“This is basically a DIY, non-profit organization for all-ages music,” Merrell explains over a beer and a smoke in 333’s “concrete shell” concert room. His words echo around the former auto-body shop as garage-punk jams, courtesy of the Guulps, throb from the wall behind. On the other side, 333 boasts a rehearsal space as well as a full recording studio. “My primary purpose … is all-ages live music, but I would describe myself as a big supporter of the arts in general.

“This space is open season for anyone who has a conceptual art project that they think would work in a basic warehouse space … this space is your space. One of my biggest interests [moving forward] is diversifying the media.”

Apart from serving as a home for Vancouver’s hardcore music scene, 333 has also hosted music videos shoots, dance parties, and film screenings.
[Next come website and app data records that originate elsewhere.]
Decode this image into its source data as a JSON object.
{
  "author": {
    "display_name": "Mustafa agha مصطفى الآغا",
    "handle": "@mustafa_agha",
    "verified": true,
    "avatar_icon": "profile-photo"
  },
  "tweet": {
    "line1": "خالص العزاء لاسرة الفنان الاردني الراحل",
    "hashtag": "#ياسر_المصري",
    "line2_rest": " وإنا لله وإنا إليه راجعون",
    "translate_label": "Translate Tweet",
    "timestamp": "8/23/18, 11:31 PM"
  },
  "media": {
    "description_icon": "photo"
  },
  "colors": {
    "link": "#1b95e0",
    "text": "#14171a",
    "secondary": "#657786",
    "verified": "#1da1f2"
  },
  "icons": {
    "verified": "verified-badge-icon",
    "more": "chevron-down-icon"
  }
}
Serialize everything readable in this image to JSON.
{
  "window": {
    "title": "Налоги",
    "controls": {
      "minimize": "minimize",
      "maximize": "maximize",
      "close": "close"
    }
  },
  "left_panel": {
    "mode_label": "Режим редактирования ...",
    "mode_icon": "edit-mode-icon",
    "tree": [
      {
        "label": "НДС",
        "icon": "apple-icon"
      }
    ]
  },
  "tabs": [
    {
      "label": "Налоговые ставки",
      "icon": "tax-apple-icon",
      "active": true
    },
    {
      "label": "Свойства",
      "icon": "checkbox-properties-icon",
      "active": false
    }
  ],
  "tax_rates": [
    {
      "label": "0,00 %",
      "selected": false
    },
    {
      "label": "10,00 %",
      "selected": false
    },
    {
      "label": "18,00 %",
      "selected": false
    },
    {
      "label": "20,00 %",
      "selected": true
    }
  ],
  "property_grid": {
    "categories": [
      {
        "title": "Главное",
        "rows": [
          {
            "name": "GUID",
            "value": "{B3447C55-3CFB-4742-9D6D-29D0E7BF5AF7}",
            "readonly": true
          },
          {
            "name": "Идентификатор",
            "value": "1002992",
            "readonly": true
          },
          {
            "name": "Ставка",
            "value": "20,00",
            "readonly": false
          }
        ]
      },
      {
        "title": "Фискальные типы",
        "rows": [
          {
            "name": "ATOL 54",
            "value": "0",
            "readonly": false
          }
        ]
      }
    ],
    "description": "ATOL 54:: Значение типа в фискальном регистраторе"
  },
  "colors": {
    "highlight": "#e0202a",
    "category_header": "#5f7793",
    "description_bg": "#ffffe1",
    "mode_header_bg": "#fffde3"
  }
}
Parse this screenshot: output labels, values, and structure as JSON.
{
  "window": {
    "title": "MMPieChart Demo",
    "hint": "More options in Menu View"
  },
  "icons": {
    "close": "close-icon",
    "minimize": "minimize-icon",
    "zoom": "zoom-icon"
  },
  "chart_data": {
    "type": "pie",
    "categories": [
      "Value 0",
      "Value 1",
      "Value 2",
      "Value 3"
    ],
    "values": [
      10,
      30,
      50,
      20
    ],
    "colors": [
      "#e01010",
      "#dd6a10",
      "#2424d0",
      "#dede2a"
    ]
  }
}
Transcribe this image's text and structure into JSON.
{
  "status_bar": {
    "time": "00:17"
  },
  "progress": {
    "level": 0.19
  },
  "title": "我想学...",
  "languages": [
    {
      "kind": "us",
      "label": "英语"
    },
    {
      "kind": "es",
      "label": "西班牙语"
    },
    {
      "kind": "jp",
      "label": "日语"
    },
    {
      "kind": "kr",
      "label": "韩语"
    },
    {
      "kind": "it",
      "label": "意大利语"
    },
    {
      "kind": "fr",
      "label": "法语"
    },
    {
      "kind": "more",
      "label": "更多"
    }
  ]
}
Arguably 333’s biggest change since obtaining its occupancy permit, it’s opened its doors to the larger art community without being smothered by the city.

That said, hardcore shows remain 333’s specialty: “You’ve got to find a space where it can be loud, if you’re like me,” Merrell explains. “I’m not going to filter the kind of artistic content in my space because it’s quieter … I’ve got to have a space where a band that plays a big Ampeg 4×10 at full volume is allowed to do it.”

Punk rock can only truly exist in a punk venue and the unique culture of a hardcore show is only tolerated in spaces like Merrell’s. 333 offers a place for people to blow off steam, unmolested by bouncers or surrounded by VPD squad cars.

“We don’t need to sacrifice artistic integrity for safety … but I want to be clear here: we’ve got a fairly safe space here. The most unsafe thing you’re going to find here is people moshing to punk rock.”

Ironically, this cultural freedom comes at a cost. 333’s challenge of operating legitimately is that the venue must recognize many bureaucratic pressures that conflict with hardcore culture. Merrell has been to venues that are forced to post signs saying ‘no moshing’ for fear of being held liable.

“I hate that,” Merrell continues, “and I don’t hold it against the person who operates the venue. They’re someone like me, who is putting a concentrated effort into trying to support hardcore punk music, but are feeling the same social pressures that I’ve recognized … [but] I refuse to submit to that … If you’re going to put a ‘don’t mosh’ sign for hardcore fans, a ‘don’t come’ sign would probably be more appropriate.”

Merrell himself uses 333’s space often as a member of the bands Balance and Horhaus. His understanding of both harcore etiquette and legal discourse make him the best ambassador for both sides. Moving forward with the all-ages permit, Merrell’s biggest challenge is managing the paradox of imposing even just a couple of rules, so the venue can operate and serve a culture that exists to break rules.